Most unusually for a ghost, it seems Myrtle does have some control over physical matter; apparently her haunting of the bathroom has rendered it unusable, mainly because she keeps flooding the place when she gets depressed. This is useful to the story in Harry Potter and the Chamber of Secrets in two respects: Mrs. Norris is Petrified (in the chapter The Deathday Party), rather than being killed, because she sees the reflection of the Basilisk rather than seeing the Basilisk directly. The image is reflected in the water that Myrtle has caused to flood out of the bathroom because she was so upset at the insults lobbed at her by Peeves at Nearly Headless Nick's Deathday party. Additionally, it is Myrtle's unwelcoming presence in the washroom that allows Hermione the time and space to make Polyjuice Potion; nobody willingly goes in there more than once, after being subjected to Myrtle's aggressive depression.
Myrtle's affinity for water also allows her to help Harry with the Second Task in Harry Potter and the Goblet of Fire; as the second task involves the Merpeople under the lake, Myrtle is instrumental in allowing Harry to solve the riddle surrounding the task, and also points him in the right direction when he is looking for the Merpeople during the task proper.

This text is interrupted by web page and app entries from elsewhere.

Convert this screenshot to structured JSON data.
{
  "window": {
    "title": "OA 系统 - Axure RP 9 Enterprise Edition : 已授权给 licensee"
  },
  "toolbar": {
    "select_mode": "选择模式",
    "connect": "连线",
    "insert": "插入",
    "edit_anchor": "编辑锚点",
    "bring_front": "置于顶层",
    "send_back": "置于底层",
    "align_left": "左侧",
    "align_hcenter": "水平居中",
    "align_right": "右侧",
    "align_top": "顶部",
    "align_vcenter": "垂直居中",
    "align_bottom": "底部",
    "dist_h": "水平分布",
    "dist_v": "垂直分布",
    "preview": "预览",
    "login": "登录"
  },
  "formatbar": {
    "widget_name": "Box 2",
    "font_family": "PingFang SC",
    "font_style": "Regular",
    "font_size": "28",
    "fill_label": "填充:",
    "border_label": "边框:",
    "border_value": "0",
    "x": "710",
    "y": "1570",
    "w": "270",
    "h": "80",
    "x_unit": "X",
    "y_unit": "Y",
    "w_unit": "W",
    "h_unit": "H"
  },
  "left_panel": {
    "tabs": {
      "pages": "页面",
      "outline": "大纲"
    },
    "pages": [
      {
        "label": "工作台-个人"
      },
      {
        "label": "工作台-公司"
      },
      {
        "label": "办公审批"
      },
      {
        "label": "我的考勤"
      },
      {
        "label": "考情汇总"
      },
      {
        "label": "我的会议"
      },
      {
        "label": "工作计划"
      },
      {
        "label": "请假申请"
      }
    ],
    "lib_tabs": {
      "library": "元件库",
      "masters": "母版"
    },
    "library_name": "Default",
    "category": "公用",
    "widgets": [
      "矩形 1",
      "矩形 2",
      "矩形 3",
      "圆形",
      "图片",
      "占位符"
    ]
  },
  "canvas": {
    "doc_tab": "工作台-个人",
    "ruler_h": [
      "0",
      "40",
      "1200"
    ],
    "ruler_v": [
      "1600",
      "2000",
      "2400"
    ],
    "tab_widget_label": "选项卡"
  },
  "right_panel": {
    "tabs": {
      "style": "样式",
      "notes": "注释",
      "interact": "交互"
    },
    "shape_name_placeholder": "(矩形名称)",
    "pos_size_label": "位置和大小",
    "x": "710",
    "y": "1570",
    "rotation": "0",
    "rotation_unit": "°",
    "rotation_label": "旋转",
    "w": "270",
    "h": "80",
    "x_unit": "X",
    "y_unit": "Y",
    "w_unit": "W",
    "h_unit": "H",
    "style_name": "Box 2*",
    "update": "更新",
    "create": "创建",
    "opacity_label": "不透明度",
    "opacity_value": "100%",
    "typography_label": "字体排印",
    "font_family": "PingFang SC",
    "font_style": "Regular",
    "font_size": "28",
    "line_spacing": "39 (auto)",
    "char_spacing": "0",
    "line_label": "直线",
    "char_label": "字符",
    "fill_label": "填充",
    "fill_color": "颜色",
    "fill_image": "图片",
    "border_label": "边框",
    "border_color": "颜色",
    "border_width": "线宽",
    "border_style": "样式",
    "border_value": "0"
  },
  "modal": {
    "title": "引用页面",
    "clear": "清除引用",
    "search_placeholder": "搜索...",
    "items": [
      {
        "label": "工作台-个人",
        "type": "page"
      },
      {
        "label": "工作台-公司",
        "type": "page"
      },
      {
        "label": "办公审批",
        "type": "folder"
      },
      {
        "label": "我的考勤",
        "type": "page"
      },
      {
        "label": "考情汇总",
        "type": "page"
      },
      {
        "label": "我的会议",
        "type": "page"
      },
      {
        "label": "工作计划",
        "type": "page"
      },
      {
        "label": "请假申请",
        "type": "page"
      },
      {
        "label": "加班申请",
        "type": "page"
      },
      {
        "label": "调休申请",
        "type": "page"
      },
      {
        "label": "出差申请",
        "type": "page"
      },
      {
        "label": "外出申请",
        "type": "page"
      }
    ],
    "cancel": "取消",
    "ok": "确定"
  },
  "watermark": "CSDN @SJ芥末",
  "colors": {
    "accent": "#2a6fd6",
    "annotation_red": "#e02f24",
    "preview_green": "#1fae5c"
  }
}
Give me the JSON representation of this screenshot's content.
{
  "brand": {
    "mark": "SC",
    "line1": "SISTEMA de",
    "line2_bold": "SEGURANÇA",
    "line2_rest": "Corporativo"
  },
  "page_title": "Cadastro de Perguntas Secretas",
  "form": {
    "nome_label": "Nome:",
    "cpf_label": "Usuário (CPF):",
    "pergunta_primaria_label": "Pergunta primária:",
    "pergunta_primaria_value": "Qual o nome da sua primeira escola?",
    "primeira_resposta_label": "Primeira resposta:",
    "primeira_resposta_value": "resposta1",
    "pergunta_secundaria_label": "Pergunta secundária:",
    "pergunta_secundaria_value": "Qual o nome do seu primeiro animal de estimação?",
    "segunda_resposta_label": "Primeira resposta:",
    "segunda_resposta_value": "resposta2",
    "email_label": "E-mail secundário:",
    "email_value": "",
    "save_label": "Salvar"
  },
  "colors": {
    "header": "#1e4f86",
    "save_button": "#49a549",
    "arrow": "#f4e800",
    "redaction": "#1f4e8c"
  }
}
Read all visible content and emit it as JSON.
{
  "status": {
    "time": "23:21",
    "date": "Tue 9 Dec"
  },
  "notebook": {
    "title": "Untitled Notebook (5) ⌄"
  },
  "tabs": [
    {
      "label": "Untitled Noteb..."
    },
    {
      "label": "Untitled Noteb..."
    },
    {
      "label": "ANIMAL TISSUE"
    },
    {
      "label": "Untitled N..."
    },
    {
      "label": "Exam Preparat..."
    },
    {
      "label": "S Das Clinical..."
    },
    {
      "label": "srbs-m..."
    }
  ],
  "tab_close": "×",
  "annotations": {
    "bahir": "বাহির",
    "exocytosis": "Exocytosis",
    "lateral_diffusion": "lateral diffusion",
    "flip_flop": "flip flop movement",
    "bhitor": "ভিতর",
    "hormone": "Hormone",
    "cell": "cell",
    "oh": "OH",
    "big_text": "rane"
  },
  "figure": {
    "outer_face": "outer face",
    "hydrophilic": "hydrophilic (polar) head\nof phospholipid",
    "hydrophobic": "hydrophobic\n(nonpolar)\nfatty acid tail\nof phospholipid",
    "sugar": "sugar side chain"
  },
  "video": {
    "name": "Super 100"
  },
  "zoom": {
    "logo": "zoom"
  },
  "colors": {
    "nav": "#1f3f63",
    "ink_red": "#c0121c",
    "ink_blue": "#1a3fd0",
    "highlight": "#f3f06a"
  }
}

Myrtle says that she sometimes ends up in the lake when someone flushes a toilet in her bathroom and she's not expecting it, which may lead us to wonder about Wizarding sanitation practices.
As mentioned, Myrtle is always sad and is apparently still hypersensitive about death. It is true that she had died only fifty years before our story opens, and so could have expected, in the normal run of affairs, to still be alive; it is possible that a ghost will be especially sensitive to thoughts of death until they reach an age at which they would have died normally. As far as her perpetual sadness goes, we must remember that at the time she died, she had been driven to tears by the cruelty of another girl and was hiding in the washroom. From what Nearly Headless Nick tells us in Harry Potter and the Order of the Phoenix regarding ghostly existence, it is entirely possible that Myrtle is sad as a ghost purely because she was so sad when she died.